Congress is now reportedly looking to address concerns about how foreign apps are handled by the Google Play Store. National Security Subcommittee Chairman Stephen Lynch is said to have reached out to Google with a letter on the matter.
The letter highlights potential issues stretching across the gamut. That's from user privacy to national security, with the Subcommittee is seeking to ensure that Google is doing enough to keep US citizens safe. To that end, it's looking for clarification pertaining to how the company is storing data. And details on how the company addresses overseas storage of and access to app data.
Congress is also seeking to understand how the company assesses the unique national security threat posed by apps. Applications, the letter points out, can provide 'adversaries' access to a lot of potentially sensitive information.
That information could ultimately be a detriment to US national security, the letter notes. Specifically, those that are 'made available' to US citizens but potentially originate from 'adversaries'. Or that store data in countries that are 'adversarial' to the US.
It's not immediately clear how Google will address concerns about foreign apps
Google will have until July 31 to respond to the inquiry. That's a similar timeframe set in place for Apple, with regard to the same questions surrounding its App Store. And Mr. Lynch was reportedly the author of that letter too. But it isn't immediately clear what actions Google or Apple might be able to take if their respective answers aren't enough to satisfy Congress.
What is clear is that the Subcommittee and leaders in Congress fully expect some form of action on Google's part with regard to foreign apps. For Google, Mr. Lynch indicates that the company 'can and must' do more. Particularly with regard to keeping US citizens safe. At a bare minimum, Congress has expressed an expectation that Google informs US citizens of the risks on the Play Store.
It's not at all unlikely that the same applies to Apple as well.
Congress is also examining the applications themselves
Now, Congress is also busying itself with investigating foreign apps. Among the more prominent of those are Tencent apps and TikTok. The former of those companies boast responsibility for developing games such as Call of Duty: Mobile and partial ownership of Fortnite.
Conversely, TikTok is facing scrutiny as well and could ultimately be banned.
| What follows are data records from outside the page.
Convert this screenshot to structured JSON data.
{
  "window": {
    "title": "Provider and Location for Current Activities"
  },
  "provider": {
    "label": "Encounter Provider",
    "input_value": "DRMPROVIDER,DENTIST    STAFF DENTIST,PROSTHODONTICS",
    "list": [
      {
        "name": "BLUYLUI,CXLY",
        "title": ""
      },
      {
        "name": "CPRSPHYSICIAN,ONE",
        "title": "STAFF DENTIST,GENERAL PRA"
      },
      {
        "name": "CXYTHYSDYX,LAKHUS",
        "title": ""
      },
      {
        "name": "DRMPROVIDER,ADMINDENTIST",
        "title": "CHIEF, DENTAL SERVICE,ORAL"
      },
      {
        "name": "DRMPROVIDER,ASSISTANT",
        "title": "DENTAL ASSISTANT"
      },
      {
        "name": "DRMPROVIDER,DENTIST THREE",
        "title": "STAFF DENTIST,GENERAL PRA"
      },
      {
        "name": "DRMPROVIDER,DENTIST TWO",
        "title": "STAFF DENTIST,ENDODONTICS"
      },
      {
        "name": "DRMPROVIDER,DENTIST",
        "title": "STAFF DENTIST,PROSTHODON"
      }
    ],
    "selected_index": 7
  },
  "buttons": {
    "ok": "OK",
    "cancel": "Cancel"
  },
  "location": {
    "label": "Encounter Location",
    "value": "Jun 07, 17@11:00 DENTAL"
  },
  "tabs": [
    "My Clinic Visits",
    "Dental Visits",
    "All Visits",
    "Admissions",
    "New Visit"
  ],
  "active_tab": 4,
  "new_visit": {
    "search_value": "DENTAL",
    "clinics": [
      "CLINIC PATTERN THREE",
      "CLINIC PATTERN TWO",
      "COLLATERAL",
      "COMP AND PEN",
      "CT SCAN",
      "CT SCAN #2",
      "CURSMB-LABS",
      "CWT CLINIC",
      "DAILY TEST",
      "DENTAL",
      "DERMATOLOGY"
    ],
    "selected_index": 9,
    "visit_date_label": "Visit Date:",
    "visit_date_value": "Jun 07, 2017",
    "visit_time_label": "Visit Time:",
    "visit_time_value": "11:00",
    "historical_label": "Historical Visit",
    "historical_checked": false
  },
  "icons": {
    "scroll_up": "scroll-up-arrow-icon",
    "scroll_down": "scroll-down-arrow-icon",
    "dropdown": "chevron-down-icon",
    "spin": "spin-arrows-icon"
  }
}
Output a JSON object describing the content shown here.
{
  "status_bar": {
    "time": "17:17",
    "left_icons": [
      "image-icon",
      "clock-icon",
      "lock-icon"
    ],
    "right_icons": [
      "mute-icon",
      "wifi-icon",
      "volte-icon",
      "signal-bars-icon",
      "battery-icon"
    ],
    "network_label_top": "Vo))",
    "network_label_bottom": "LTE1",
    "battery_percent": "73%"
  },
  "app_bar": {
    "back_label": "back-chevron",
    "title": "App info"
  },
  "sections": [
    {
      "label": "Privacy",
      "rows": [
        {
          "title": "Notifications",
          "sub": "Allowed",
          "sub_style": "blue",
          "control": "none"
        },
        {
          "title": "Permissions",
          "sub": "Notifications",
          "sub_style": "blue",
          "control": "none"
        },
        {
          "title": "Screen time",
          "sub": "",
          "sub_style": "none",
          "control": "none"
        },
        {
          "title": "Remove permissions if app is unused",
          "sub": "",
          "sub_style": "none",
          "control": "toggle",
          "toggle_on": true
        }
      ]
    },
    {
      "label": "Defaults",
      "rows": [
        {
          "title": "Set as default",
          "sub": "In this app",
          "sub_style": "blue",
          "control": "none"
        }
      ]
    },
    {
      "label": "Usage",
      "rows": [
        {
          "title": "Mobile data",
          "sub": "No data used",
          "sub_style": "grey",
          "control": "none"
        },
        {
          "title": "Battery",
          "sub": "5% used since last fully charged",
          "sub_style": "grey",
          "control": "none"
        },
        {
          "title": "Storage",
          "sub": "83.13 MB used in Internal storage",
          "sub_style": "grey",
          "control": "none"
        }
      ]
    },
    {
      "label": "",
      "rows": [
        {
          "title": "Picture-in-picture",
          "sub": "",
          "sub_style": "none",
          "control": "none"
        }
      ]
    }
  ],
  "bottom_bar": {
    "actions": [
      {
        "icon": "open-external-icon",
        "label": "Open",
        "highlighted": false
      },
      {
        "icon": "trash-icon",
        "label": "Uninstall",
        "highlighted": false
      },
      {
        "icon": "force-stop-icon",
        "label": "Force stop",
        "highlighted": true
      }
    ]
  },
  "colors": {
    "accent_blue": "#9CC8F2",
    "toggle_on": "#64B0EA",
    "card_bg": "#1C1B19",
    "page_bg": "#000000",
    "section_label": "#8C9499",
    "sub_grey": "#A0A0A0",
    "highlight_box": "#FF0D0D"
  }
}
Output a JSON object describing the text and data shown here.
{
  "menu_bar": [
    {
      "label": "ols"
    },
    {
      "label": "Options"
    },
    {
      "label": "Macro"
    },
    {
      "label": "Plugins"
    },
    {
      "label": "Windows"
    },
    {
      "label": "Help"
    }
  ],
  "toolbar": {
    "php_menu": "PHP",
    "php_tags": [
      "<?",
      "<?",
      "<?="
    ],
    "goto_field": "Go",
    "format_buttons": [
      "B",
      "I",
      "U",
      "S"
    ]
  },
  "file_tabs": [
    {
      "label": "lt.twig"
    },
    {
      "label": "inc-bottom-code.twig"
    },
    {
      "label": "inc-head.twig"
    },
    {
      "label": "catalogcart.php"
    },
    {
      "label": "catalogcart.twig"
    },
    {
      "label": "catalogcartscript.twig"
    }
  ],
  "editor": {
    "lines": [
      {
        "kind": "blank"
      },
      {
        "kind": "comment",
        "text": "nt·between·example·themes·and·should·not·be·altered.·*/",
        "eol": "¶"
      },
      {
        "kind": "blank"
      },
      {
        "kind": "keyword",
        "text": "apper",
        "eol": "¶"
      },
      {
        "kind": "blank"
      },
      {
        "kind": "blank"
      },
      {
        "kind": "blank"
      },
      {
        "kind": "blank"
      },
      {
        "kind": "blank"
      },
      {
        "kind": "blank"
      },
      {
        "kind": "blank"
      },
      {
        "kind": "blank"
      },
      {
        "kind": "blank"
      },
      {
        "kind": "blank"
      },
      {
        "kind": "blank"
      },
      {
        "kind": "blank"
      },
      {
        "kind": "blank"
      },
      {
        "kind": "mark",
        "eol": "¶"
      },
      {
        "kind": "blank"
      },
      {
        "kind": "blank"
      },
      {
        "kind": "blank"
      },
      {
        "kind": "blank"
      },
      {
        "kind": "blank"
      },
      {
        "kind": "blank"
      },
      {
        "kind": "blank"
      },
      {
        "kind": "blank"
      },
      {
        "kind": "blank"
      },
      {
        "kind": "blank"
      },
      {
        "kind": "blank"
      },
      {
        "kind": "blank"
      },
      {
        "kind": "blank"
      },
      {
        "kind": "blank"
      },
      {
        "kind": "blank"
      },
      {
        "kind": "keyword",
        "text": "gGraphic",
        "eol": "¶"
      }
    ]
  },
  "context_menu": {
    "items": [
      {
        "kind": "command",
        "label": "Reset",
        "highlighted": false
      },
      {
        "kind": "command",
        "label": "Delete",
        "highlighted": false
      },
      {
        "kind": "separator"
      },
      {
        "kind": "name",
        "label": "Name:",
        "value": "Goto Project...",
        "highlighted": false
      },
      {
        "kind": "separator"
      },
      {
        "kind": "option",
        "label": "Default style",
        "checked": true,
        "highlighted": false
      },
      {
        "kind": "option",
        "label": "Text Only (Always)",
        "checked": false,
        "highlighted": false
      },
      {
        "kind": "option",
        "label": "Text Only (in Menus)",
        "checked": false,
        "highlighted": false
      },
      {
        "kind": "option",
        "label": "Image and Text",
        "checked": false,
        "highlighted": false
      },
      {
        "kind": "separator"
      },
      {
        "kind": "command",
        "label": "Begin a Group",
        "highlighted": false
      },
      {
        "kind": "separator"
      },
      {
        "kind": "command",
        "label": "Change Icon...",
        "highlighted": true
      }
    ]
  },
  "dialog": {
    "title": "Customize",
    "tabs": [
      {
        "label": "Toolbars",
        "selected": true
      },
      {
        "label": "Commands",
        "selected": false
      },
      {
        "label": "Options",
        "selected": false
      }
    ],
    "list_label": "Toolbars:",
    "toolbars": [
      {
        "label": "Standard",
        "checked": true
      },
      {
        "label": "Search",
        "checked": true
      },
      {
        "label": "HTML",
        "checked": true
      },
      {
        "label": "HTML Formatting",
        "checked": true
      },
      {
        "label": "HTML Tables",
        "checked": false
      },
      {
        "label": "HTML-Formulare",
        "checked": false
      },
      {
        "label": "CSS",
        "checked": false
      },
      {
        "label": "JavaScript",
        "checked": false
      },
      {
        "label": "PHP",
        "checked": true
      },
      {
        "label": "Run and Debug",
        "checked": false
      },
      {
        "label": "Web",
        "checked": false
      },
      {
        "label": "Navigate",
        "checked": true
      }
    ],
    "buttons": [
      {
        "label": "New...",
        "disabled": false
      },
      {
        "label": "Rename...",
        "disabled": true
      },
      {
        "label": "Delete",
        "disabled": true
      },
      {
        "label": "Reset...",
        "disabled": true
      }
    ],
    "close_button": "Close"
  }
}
But that's not just from lawmakers. Amazon, for instance, recently began forcing employees to remove the app from company-owned phones as well.